The World Championships are held in Switzerland and Fabian Cancellara comes very close to pulling off a truly amazing TT/RR double-gold performance. After destroying everyone in the TT, Fab-Can seems to be the strongest in the Road Race but falls victim to a late attack by Cadel Evans who goes on to a solo victory. No one argues that Evans is not worthy of the win but I have to wonder if we will ever witness someone come that close to wearing both professional rainbow jerseys.
October: Philippe Gilbert corners the market on late-season form and goes on a tear, winning four post-Worlds races in a row. The biggest win comes in the Giro di Lombardia as the Belgian shows his all-around skill by hanging with Sammy Sanchez on the final climb and descent before handling the Olympic champion in the final sprint. It remains to be seen whether Gilbert can keep his momentum through the offseason and challenge for some of the Spring Classics but if the final weeks of the 2009 season are any indication, he will be a confident challenger in 2010, despite his weird shoe design.
All in all, 2009 was a pretty entertaining year in the cycling world.
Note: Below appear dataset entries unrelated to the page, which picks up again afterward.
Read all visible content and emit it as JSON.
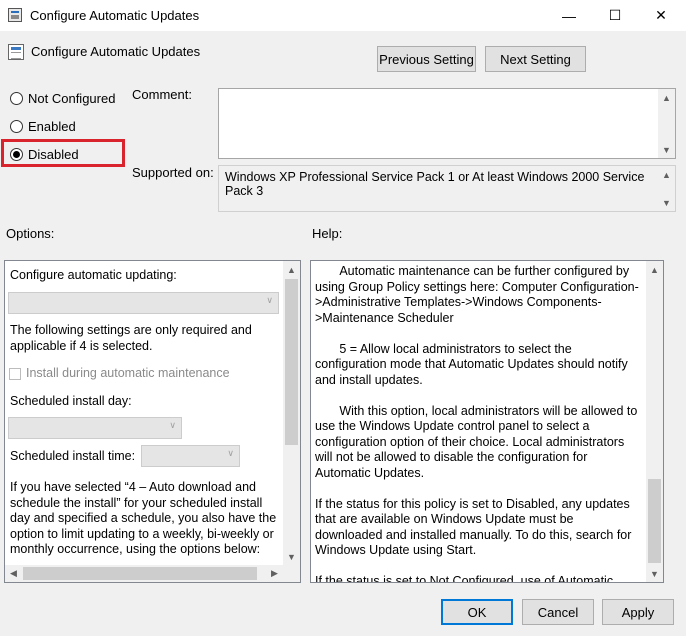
{
  "window": {
    "title": "Configure Automatic Updates",
    "controls": {
      "minimize": "—",
      "maximize": "☐",
      "close": "✕"
    }
  },
  "header": {
    "policy_name": "Configure Automatic Updates",
    "previous_button": "Previous Setting",
    "next_button": "Next Setting"
  },
  "state": {
    "options": [
      {
        "label": "Not Configured",
        "selected": false
      },
      {
        "label": "Enabled",
        "selected": false
      },
      {
        "label": "Disabled",
        "selected": true
      }
    ],
    "highlight_color": "#d9232d"
  },
  "comment": {
    "label": "Comment:",
    "value": ""
  },
  "supported": {
    "label": "Supported on:",
    "value": "Windows XP Professional Service Pack 1 or At least Windows 2000 Service Pack 3"
  },
  "options_pane": {
    "heading": "Options:",
    "configure_label": "Configure automatic updating:",
    "configure_value": "",
    "note": "The following settings are only required and applicable if 4 is selected.",
    "checkbox_label": "Install during automatic maintenance",
    "install_day_label": "Scheduled install day:",
    "install_day_value": "",
    "install_time_label": "Scheduled install time:",
    "install_time_value": "",
    "description": "If you have selected “4 – Auto download and schedule the install” for your scheduled install day and specified a schedule, you also have the option to limit updating to a weekly, bi-weekly or monthly occurrence, using the options below:"
  },
  "help_pane": {
    "heading": "Help:",
    "paragraphs": [
      "       Automatic maintenance can be further configured by using Group Policy settings here: Computer Configuration->Administrative Templates->Windows Components->Maintenance Scheduler",
      "       5 = Allow local administrators to select the configuration mode that Automatic Updates should notify and install updates.",
      "       With this option, local administrators will be allowed to use the Windows Update control panel to select a configuration option of their choice. Local administrators will not be allowed to disable the configuration for Automatic Updates.",
      "If the status for this policy is set to Disabled, any updates that are available on Windows Update must be downloaded and installed manually. To do this, search for Windows Update using Start.",
      "If the status is set to Not Configured, use of Automatic Updates is not specified at the Group Policy level. However, an administrator can still configure Automatic Updates through Control Panel."
    ]
  },
  "footer": {
    "ok": "OK",
    "cancel": "Cancel",
    "apply": "Apply"
  },
  "icons": {
    "scroll_up": "▲",
    "scroll_down": "▼",
    "scroll_left": "◀",
    "scroll_right": "▶",
    "dropdown": "∨"
  }
}
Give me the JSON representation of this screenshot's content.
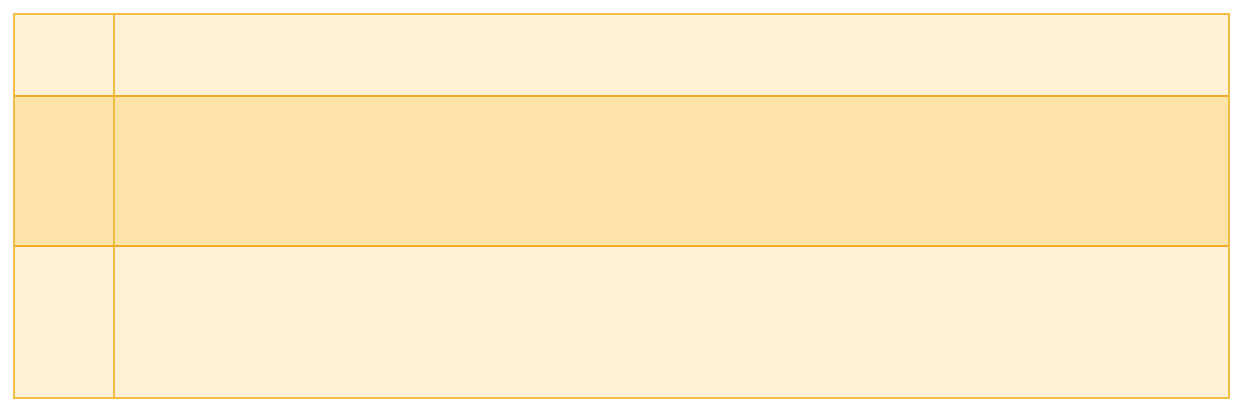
{
  "table": {
    "rows": [
      {
        "label": "",
        "content": ""
      },
      {
        "label": "",
        "content": ""
      },
      {
        "label": "",
        "content": ""
      }
    ],
    "colors": {
      "border": "#f2bd45",
      "row_divider": "#eeaa2a",
      "light_fill": "#fef1d5",
      "highlight_fill": "#fde3a8"
    }
  }
}
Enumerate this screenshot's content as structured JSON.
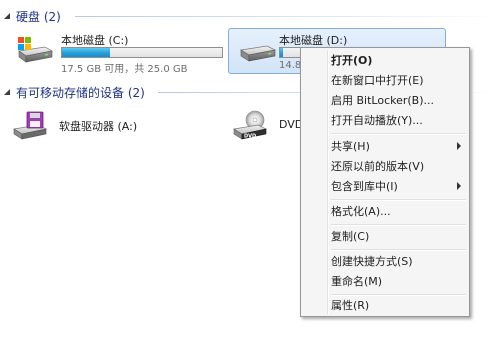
{
  "groups": {
    "hard_disks": {
      "title": "硬盘 (2)"
    },
    "removable": {
      "title": "有可移动存储的设备 (2)"
    }
  },
  "drives": [
    {
      "name": "本地磁盘 (C:)",
      "space_text": "17.5 GB 可用，共 25.0 GB",
      "used_fraction": 0.3,
      "icon": "windows-drive-icon"
    },
    {
      "name": "本地磁盘 (D:)",
      "space_text": "14.8",
      "used_fraction": 0.02,
      "icon": "hard-drive-icon",
      "selected": true
    }
  ],
  "devices": [
    {
      "name": "软盘驱动器 (A:)",
      "icon": "floppy-drive-icon"
    },
    {
      "name": "DVD",
      "icon": "dvd-drive-icon"
    }
  ],
  "context_menu": {
    "items": [
      {
        "label": "打开(O)",
        "bold": true
      },
      {
        "label": "在新窗口中打开(E)"
      },
      {
        "label": "启用 BitLocker(B)..."
      },
      {
        "label": "打开自动播放(Y)..."
      },
      {
        "label": "共享(H)",
        "submenu": true
      },
      {
        "label": "还原以前的版本(V)"
      },
      {
        "label": "包含到库中(I)",
        "submenu": true
      },
      {
        "label": "格式化(A)..."
      },
      {
        "label": "复制(C)"
      },
      {
        "label": "创建快捷方式(S)"
      },
      {
        "label": "重命名(M)"
      },
      {
        "label": "属性(R)"
      }
    ]
  },
  "colors": {
    "group_title": "#1e3287",
    "selection_fill": "#d2e4f8",
    "selection_border": "#84acdd",
    "capacity_fill": "#26a0da",
    "menu_background": "#f5f5f5"
  }
}
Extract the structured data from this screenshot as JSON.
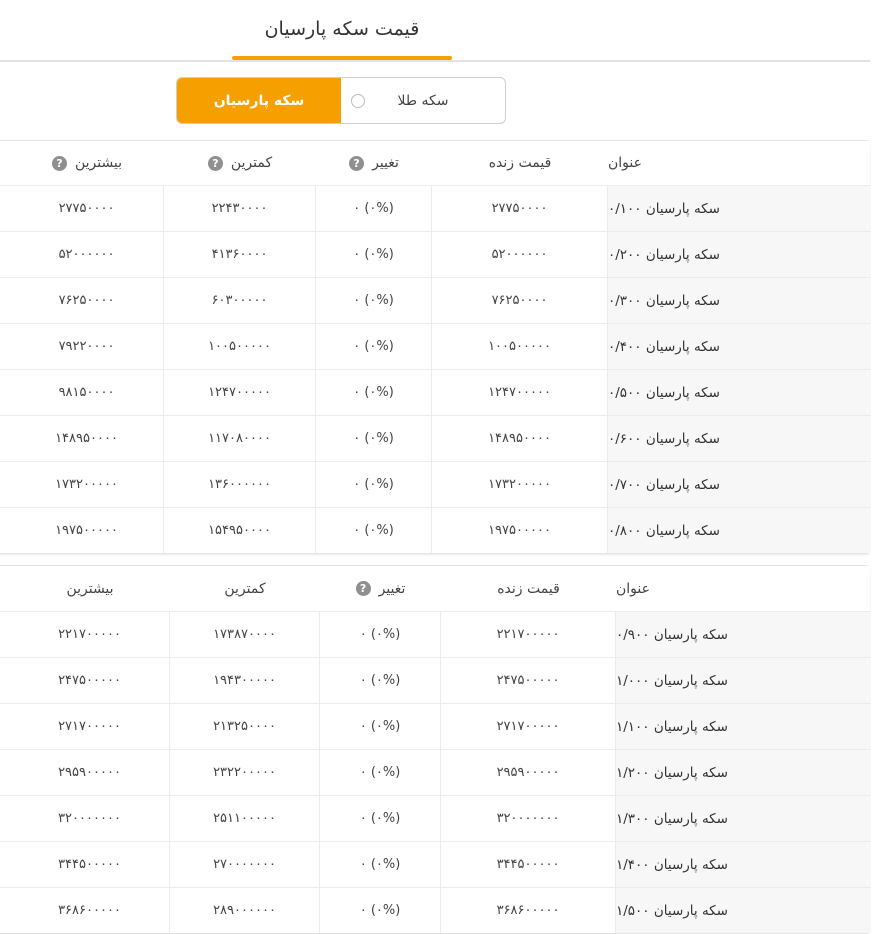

Sure, there were many things that I did not recall in this process and there are many reasons that the aforementioned events stuck out to me, good and bad. But at the end of the day (or year), bike racing continued to provide a welcome diversion from the mundanity of my existence and yet again confirmed my optimism for the upcoming season. I can only hope that 2010 turns out better than 2009 on every level. Especially for Chris Horner.